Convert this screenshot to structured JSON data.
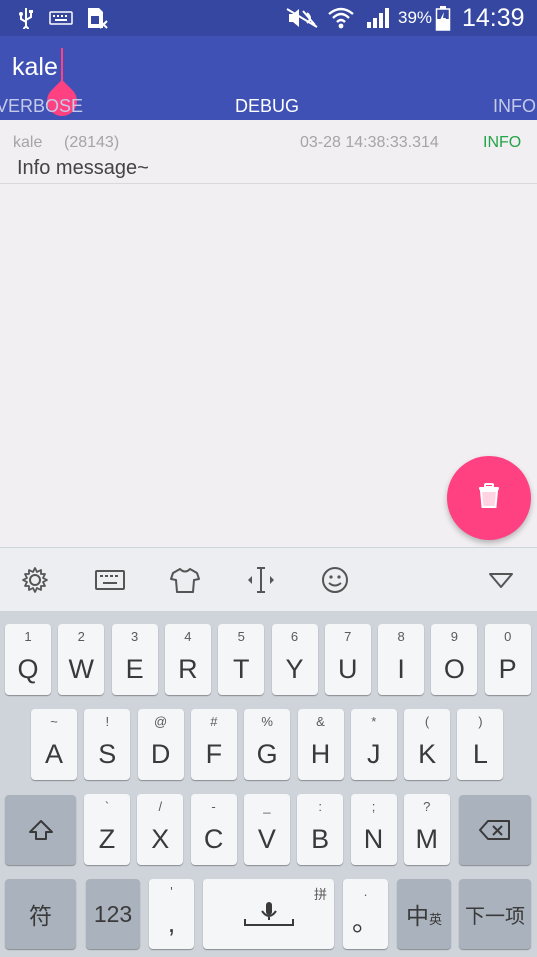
{
  "status_bar": {
    "battery_percent": "39%",
    "time": "14:39",
    "icons": [
      "usb-icon",
      "keyboard-icon",
      "sim-icon",
      "mute-icon",
      "wifi-icon",
      "signal-icon",
      "battery-icon"
    ]
  },
  "app_bar": {
    "search_value": "kale",
    "tabs": [
      "VERBOSE",
      "DEBUG",
      "INFO"
    ],
    "selected_tab": "DEBUG"
  },
  "log": {
    "entries": [
      {
        "tag": "kale",
        "pid": "(28143)",
        "time": "03-28 14:38:33.314",
        "level": "INFO",
        "message": "Info message~"
      }
    ],
    "level_color": "#23a449"
  },
  "fab": {
    "icon": "trash-icon",
    "color": "#ff4081"
  },
  "keyboard_toolbar": {
    "icons": [
      "gear-icon",
      "keyboard-icon",
      "shirt-icon",
      "cursor-move-icon",
      "emoji-icon",
      "collapse-icon"
    ]
  },
  "keyboard": {
    "row1": [
      {
        "main": "Q",
        "sub": "1"
      },
      {
        "main": "W",
        "sub": "2"
      },
      {
        "main": "E",
        "sub": "3"
      },
      {
        "main": "R",
        "sub": "4"
      },
      {
        "main": "T",
        "sub": "5"
      },
      {
        "main": "Y",
        "sub": "6"
      },
      {
        "main": "U",
        "sub": "7"
      },
      {
        "main": "I",
        "sub": "8"
      },
      {
        "main": "O",
        "sub": "9"
      },
      {
        "main": "P",
        "sub": "0"
      }
    ],
    "row2": [
      {
        "main": "A",
        "sub": "~"
      },
      {
        "main": "S",
        "sub": "!"
      },
      {
        "main": "D",
        "sub": "@"
      },
      {
        "main": "F",
        "sub": "#"
      },
      {
        "main": "G",
        "sub": "%"
      },
      {
        "main": "H",
        "sub": "&"
      },
      {
        "main": "J",
        "sub": "*"
      },
      {
        "main": "K",
        "sub": "("
      },
      {
        "main": "L",
        "sub": ")"
      }
    ],
    "row3": [
      {
        "main": "Z",
        "sub": "`"
      },
      {
        "main": "X",
        "sub": "/"
      },
      {
        "main": "C",
        "sub": "-"
      },
      {
        "main": "V",
        "sub": "_"
      },
      {
        "main": "B",
        "sub": ":"
      },
      {
        "main": "N",
        "sub": ";"
      },
      {
        "main": "M",
        "sub": "?"
      }
    ],
    "symbol_key": "符",
    "numbers_key": "123",
    "comma_key": {
      "main": ",",
      "sub": "'"
    },
    "space_key_sub": "拼",
    "period_key": {
      "main": "。",
      "sub": "."
    },
    "lang_key": {
      "main": "中",
      "sub": "英"
    },
    "next_key": "下一项"
  }
}
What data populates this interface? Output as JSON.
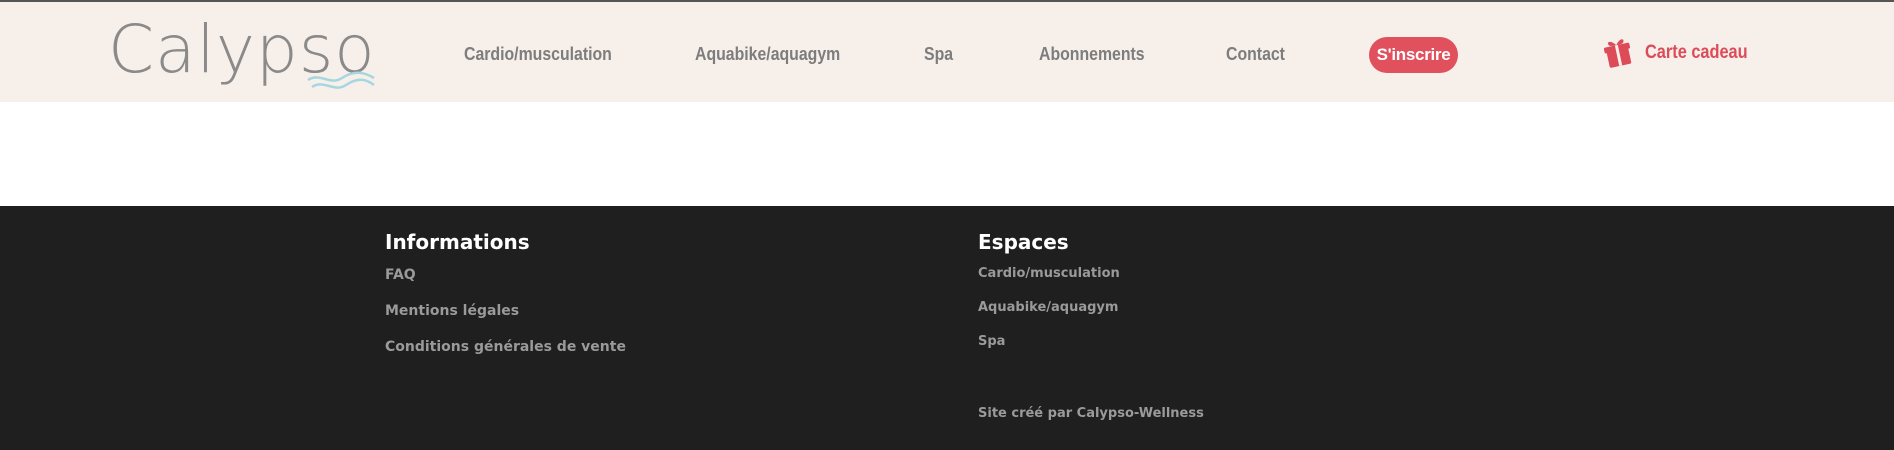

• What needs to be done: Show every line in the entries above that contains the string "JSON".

• Problem solution:
Convert this screenshot to structured JSON data.
What data populates this interface? Output as JSON.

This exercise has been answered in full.